Department of English
School of Humanities
Ateneo de Manila University

The Philippine Commission on Higher Education (CHED) declares Kritika Kultura as a CHED-recognized journal under the Journal Challenge Category of its Journal Incentive Program.

International Board of Editors

Jan Baetens
Professor
Faculty of Arts
Katholieke Universiteit te Leuven (Belgium)

Joel David
Professor of Cultural Studies
Inha University (South Korea)

Michael Denning
Professor of American Studies and English
Department of English
Yale University (US)

Faruk
Faculty of Cultural Sciences
Universitas Gadjah Mada (Indonesia)

Regenia Gagnier
Professor of English
University of Exeter (UK)

Leela Gandhi
John Hawkes Professor of the Humanities and English
Brown University (US)

Inderpal Grewal
Professor of Women's Gender and Sexuality Studies
Professor of South Asian Studies, Ethnicity, Race and Migration Studies
Yale University (US)

Peter Horn
Professor Emeritus and Honorary Lifetime Fellow
University of Cape Town (South Africa)
Honorary Professor and Research Associate in German Studies
University of the Witwatersrand (South Africa)

Anette Horn
Professor of German Studies
University of the Witwatersrand (South Africa)

David Lloyd
Distinguished Professor of English
University of California, Riverside (US)

Bienvenido Lumbera
National Artist for Literature
Professor Emeritus
University of the Philippines

Rajeev S. Patke
Director of the Division of Humanities
Professor of Humanities
Yale NUS College (Singapore)

Vicente L. Rafael
Giovanni and Amne Costigan Endowed Professor of History
University of Washington (US)

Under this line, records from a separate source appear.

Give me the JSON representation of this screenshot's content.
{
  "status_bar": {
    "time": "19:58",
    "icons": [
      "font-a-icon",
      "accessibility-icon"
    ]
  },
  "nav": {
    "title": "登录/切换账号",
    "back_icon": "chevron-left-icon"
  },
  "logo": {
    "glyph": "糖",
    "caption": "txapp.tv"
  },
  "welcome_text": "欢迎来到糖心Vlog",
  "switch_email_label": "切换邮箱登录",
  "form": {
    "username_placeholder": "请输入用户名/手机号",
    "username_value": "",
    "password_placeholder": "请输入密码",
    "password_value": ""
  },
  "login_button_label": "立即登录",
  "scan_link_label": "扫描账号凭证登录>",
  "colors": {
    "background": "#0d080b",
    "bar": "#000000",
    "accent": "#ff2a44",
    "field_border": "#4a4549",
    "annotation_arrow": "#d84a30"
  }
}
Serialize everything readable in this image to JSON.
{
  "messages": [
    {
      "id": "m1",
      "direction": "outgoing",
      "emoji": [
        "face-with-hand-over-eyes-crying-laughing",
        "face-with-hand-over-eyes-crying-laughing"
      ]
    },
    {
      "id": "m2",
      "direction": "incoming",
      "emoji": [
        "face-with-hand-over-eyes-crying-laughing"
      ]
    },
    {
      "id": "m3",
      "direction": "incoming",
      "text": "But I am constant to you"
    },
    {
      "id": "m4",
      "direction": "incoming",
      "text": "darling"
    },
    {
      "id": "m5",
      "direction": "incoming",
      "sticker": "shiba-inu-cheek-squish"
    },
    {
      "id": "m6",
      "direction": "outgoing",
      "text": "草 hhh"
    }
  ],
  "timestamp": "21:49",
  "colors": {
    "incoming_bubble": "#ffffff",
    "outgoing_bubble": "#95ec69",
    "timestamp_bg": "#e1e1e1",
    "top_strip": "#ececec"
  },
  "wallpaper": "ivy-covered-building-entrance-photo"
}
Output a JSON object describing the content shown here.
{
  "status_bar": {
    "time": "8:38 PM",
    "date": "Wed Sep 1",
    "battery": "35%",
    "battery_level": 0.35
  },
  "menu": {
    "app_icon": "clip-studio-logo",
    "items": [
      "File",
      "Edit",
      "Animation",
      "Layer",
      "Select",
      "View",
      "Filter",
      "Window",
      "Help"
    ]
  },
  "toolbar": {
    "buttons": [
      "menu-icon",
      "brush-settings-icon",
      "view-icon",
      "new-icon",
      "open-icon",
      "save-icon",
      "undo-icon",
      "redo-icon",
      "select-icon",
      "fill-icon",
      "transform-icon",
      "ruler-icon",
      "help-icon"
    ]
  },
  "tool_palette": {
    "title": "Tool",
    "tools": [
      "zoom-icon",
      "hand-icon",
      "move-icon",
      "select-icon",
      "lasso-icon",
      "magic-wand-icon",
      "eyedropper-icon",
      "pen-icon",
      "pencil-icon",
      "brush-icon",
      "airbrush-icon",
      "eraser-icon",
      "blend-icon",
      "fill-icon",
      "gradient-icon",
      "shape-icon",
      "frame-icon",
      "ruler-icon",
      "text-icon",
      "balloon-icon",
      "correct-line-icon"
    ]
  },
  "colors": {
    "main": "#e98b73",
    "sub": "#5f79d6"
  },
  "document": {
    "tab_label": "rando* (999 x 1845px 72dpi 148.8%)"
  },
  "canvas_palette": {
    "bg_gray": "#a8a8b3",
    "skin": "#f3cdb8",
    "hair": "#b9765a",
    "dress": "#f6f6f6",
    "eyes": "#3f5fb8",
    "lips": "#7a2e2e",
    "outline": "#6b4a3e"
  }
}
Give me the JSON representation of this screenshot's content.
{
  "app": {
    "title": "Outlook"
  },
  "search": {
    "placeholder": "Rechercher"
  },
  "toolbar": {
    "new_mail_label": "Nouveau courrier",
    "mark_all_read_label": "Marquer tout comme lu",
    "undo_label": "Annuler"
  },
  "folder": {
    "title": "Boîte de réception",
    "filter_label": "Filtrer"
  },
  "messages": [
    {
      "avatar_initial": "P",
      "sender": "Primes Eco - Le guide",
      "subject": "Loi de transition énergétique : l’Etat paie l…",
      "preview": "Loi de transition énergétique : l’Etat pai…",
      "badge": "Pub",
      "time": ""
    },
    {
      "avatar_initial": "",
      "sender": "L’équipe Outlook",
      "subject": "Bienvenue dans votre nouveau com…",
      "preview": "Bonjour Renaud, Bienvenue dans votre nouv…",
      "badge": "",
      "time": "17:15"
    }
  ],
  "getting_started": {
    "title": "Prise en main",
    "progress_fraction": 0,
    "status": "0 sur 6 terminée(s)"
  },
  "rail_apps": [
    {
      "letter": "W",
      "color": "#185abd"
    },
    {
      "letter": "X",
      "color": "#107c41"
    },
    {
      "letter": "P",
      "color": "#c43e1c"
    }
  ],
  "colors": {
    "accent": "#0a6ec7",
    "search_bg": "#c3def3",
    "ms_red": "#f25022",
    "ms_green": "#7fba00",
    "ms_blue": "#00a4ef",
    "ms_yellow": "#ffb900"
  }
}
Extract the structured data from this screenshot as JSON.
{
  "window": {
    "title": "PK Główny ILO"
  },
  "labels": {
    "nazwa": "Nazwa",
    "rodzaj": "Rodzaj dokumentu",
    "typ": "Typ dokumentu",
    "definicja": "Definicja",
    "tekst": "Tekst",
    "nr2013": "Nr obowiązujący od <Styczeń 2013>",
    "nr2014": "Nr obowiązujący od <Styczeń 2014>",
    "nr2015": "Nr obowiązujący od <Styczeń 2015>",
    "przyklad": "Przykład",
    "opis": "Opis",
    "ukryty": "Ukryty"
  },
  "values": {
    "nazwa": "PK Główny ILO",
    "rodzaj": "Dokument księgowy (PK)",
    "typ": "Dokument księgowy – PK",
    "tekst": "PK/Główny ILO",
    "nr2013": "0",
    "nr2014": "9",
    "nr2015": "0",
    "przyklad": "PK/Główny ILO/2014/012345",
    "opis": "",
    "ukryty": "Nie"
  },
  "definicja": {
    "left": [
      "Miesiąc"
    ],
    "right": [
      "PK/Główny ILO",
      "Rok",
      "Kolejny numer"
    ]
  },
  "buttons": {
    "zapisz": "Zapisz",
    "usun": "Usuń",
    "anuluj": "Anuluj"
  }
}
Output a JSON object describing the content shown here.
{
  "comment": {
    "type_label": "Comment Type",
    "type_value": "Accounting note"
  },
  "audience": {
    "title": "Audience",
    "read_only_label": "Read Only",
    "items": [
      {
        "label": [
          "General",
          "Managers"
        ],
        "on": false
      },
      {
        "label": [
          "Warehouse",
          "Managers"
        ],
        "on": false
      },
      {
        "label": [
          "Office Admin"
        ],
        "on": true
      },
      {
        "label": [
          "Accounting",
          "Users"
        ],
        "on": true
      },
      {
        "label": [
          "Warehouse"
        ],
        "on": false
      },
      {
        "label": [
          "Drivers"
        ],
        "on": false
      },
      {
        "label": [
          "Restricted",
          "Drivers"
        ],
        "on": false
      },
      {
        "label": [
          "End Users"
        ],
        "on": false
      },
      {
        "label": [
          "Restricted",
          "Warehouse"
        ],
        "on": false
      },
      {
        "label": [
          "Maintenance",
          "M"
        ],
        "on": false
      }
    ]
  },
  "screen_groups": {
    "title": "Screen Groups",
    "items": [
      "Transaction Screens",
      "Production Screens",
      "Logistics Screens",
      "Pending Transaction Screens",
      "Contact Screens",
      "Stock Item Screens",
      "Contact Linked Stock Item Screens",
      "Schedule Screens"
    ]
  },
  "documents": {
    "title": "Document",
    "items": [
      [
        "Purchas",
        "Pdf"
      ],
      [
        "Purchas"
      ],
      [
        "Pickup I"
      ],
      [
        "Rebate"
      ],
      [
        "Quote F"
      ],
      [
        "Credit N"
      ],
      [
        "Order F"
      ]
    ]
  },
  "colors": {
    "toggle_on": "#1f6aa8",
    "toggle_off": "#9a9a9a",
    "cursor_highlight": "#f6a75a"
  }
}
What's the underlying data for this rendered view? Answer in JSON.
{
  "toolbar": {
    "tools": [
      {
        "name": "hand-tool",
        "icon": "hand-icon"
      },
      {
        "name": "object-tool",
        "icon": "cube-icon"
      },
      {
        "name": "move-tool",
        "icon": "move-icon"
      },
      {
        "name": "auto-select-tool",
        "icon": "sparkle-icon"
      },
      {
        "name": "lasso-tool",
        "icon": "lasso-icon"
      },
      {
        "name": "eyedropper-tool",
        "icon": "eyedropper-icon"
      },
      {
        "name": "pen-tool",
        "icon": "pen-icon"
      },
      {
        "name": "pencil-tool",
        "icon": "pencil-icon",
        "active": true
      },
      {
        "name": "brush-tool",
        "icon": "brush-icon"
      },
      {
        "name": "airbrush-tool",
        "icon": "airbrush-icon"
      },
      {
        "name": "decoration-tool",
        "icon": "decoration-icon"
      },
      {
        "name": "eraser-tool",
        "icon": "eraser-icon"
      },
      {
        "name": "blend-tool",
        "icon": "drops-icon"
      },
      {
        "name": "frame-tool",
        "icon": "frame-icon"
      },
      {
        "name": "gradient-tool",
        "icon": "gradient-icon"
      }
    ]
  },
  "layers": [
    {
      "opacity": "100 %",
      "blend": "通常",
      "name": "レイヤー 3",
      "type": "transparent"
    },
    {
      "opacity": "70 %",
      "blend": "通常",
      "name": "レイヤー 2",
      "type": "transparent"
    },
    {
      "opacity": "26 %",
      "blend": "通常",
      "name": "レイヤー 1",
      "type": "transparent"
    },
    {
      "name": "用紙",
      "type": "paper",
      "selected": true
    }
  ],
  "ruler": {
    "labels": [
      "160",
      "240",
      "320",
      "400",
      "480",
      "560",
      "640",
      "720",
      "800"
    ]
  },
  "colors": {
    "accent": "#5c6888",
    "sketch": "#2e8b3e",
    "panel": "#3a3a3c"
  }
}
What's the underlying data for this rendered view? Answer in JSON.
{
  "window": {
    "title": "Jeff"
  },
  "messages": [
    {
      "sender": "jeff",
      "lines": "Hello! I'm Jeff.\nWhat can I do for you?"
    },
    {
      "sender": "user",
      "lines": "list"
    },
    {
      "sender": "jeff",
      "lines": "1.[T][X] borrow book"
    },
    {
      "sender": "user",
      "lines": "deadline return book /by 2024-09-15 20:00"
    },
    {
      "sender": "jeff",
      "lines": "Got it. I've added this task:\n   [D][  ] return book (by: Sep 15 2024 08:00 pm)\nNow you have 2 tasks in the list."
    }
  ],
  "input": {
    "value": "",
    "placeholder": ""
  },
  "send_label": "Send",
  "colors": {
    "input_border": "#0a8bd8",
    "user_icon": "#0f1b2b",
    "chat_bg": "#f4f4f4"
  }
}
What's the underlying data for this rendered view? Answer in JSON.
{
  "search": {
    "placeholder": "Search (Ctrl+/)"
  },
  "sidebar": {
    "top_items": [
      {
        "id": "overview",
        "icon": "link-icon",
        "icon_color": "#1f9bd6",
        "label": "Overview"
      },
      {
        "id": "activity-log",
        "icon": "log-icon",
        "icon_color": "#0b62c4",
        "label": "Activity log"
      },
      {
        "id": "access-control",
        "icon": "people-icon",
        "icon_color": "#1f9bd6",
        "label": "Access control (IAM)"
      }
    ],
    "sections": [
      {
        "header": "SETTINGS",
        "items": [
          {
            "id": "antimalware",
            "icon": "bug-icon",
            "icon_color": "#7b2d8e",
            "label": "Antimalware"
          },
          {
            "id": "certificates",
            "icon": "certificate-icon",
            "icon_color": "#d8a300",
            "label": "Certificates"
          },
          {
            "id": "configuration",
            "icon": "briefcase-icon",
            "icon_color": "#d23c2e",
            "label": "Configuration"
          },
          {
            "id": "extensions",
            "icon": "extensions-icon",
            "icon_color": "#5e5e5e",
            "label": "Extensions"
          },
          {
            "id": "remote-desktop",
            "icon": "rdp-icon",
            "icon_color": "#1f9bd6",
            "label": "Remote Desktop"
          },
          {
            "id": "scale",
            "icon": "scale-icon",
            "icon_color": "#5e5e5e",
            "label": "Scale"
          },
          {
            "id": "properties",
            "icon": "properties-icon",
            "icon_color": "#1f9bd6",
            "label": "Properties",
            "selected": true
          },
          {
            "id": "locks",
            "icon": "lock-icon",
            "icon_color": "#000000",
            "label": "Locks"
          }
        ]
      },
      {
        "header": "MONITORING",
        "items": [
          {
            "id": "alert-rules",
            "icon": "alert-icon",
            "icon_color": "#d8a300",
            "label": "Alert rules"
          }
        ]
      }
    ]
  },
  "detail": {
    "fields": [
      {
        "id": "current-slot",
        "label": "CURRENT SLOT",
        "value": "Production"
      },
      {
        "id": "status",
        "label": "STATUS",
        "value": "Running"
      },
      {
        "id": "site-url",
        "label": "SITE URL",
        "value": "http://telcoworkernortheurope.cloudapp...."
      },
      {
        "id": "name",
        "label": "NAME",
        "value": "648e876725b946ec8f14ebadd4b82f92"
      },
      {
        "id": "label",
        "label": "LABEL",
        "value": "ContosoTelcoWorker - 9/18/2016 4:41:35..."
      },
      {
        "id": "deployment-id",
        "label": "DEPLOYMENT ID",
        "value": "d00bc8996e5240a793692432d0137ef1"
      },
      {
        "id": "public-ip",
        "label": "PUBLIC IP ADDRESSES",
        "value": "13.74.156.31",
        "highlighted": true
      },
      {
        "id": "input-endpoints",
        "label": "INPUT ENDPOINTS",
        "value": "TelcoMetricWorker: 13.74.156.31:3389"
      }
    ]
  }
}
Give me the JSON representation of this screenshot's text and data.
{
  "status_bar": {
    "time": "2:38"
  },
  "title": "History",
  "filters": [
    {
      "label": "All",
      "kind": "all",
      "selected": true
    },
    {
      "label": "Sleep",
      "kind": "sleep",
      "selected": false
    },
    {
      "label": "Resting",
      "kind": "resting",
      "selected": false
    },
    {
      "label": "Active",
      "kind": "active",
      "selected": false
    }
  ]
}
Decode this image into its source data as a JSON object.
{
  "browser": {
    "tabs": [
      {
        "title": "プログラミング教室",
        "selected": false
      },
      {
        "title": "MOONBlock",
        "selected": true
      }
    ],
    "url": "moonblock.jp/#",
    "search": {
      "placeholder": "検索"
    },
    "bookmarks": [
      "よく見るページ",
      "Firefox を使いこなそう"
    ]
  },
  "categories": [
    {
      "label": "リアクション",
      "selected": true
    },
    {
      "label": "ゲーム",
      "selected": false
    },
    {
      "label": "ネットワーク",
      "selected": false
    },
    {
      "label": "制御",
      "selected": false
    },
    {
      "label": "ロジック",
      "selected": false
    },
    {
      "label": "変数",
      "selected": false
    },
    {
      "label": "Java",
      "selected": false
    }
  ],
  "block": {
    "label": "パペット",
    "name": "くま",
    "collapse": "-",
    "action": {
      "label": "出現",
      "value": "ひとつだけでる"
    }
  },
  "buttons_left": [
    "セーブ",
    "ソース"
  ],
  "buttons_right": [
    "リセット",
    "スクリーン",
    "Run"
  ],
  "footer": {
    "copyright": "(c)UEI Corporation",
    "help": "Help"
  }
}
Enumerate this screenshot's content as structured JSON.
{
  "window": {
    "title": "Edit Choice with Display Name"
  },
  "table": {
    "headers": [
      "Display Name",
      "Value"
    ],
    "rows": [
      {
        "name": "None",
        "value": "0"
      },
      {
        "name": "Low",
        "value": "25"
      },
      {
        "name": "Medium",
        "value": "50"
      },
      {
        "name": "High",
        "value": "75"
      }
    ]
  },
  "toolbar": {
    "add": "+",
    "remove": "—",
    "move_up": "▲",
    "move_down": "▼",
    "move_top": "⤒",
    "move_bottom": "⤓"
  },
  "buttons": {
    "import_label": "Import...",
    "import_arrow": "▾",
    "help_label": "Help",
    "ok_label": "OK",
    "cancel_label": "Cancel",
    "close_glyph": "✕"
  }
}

Vaidehi Ramanathan
Department of Linguistics
University of California, Davis (US)

Temario Rivera
Professorial Lecturer
Department of Political Science
University of the Philippines

E. San Juan, Jr.
Philippines Studies Center (US)

Neferti X.M. Tadiar
Professor of Women’s, Gender, & Sexuality Studies
Barnard College (US)
Director of the Center for the Study of Ethnicity and Race
Columbia University (US)

Antony Tatlow
Honorary Professor of Drama
Trinity College Dublin (Ireland)